Report how many lines below contain the word "time", and give only that number.
::::::
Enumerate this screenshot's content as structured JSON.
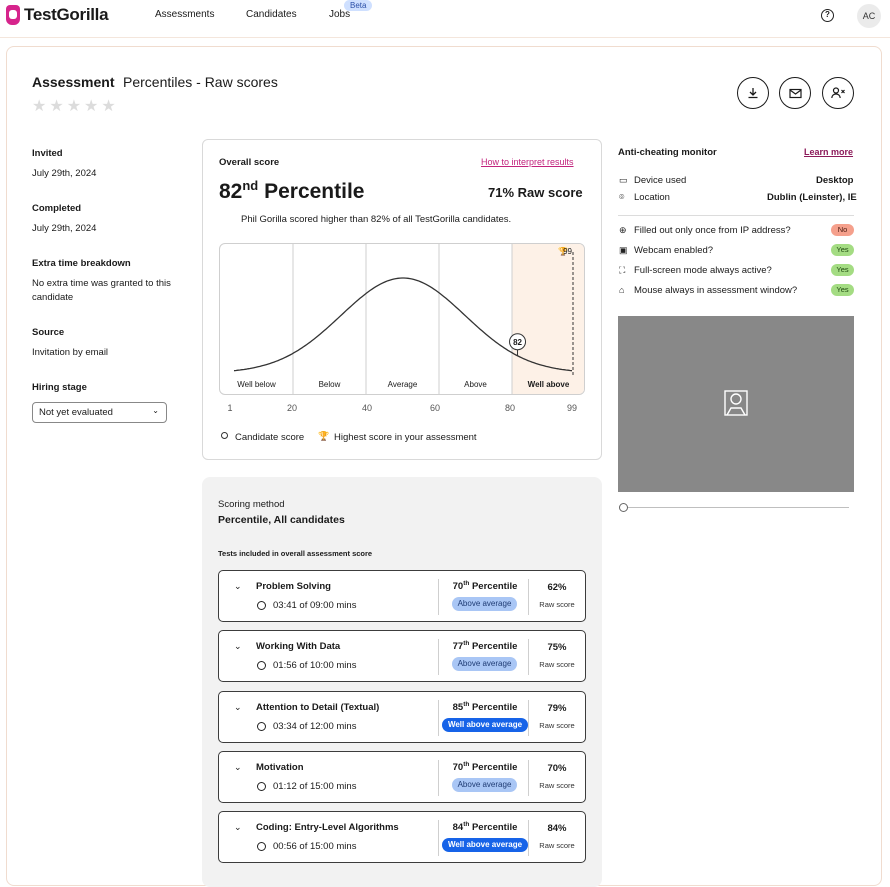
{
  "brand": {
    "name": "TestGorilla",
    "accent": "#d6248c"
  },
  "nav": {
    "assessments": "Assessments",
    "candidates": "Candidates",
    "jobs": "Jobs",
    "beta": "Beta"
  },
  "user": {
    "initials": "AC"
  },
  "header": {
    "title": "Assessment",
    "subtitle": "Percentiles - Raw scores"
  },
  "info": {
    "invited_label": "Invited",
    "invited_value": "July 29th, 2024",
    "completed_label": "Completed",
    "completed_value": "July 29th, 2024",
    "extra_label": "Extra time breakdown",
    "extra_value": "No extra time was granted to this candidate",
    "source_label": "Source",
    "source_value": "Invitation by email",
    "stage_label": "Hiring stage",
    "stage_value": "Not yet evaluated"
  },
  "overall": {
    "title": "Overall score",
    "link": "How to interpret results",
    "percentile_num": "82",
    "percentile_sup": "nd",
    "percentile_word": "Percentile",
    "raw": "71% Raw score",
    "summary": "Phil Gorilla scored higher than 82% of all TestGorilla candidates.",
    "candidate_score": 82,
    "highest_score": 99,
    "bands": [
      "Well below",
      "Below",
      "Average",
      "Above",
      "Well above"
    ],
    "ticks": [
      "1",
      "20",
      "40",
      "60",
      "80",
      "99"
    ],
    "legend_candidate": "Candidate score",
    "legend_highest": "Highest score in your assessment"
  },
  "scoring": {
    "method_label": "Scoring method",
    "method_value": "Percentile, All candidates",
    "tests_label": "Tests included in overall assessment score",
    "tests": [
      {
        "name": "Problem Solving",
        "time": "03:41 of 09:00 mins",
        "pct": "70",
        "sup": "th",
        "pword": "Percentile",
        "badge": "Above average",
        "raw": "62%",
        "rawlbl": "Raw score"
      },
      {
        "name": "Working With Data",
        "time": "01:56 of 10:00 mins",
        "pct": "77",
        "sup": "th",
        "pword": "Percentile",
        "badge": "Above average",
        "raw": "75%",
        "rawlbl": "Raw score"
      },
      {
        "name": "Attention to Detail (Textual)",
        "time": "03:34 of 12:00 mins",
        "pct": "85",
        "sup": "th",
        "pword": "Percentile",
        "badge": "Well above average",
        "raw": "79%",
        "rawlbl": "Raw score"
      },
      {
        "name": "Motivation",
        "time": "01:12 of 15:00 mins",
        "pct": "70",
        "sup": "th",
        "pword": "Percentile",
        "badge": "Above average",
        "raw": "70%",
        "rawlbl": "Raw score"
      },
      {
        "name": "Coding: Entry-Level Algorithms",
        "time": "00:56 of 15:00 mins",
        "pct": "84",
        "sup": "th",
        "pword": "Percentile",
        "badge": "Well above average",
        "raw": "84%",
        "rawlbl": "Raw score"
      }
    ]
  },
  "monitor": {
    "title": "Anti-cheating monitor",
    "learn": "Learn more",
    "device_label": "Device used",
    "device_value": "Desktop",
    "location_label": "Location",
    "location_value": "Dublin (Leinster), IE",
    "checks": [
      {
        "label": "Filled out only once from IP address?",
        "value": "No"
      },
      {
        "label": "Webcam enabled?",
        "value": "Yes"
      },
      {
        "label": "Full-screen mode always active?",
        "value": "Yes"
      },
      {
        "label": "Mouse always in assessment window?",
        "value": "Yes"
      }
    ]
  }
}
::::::
▶ ANSWER TO THIS PROBLEM
7